As lawmakers debated paying the moral obligation debt on bonds related to failed video-game company 38 Studios, Moody’s on June 17 warned of a GO downgrade, possibly several notches, from Aa2.

Last week, Rhode Island’s House and Senate approved bond payment and the budget, which Chafee is expected to sign.
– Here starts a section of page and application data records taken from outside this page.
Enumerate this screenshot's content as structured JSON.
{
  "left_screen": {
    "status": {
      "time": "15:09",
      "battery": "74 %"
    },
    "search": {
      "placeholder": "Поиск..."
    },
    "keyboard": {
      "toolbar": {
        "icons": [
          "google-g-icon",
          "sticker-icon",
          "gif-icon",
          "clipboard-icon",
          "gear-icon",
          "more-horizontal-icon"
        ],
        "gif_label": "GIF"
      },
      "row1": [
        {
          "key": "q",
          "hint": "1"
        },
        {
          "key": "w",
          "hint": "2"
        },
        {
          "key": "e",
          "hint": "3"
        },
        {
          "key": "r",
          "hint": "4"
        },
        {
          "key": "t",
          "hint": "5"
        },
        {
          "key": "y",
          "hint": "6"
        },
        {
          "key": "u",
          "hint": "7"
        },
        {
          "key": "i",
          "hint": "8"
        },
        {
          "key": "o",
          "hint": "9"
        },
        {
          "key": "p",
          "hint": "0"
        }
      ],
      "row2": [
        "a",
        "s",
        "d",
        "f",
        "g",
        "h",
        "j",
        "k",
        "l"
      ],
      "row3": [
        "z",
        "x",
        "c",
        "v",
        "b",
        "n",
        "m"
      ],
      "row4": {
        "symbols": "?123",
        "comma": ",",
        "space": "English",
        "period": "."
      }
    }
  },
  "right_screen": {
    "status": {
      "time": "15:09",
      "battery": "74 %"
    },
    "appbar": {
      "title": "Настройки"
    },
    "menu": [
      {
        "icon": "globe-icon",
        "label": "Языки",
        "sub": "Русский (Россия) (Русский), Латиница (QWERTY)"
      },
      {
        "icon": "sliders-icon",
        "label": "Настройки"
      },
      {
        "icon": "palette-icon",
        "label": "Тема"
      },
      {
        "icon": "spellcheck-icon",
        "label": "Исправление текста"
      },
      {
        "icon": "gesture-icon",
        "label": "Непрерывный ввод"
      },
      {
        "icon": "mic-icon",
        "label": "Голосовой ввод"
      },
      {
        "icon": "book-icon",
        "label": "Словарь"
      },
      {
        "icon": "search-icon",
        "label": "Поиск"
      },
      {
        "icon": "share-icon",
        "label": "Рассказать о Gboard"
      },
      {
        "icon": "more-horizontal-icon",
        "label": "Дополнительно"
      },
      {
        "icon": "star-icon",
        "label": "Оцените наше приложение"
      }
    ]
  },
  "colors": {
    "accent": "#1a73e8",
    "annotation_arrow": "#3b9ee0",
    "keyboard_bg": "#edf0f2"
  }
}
Chafee and other state leaders said the state could have risked a backlash in the capital markets by defaulting.

“I am pleased that, despite some lively debate, the General Assembly has ultimately chosen to do the right thing and live up to our debts,” Chafee said in a statement late Monday. “This sends a clear message to the investment community that Rhode Island is a state that will continue to honor its obligations.

“With that in mind, Moody’s action demonstrates that those beyond our borders will continue to take notice of our efforts to make decisions in the interest of the long-term fiscal health of our state.”

Critics accused Moody’s of effectively dictating public policy, and some said Rhode Island could save more by defaulting, even with the higher borrowing costs associated with a lower rating.

“Ultimately, coloer heads prevailed,” said Alan Schankel, a managing director at Janney Capital Markets in Philadelphia.

Moody’s also affirmed its Baa1 rating on 38 Studios bonds, which it downgraded two notches and placed on review two weeks ago. The Rhode Island Economic Development Corp. issued $75 million of bonds in 2010, backed by the state’s moral obligation, to backstop the move of former Boston Red Sox pitcher Curt Schilling from Maynard, Mass., to downtown Providence.

Fitch Ratings and Standard & Poor’s rate Rhode Island GO bonds AA.

Subscribe Now

Independent and authoritative analysis and perspective for the bond buying industry.

14-Day Free Trial

No credit card required. Complete access to articles, breaking news and industry data.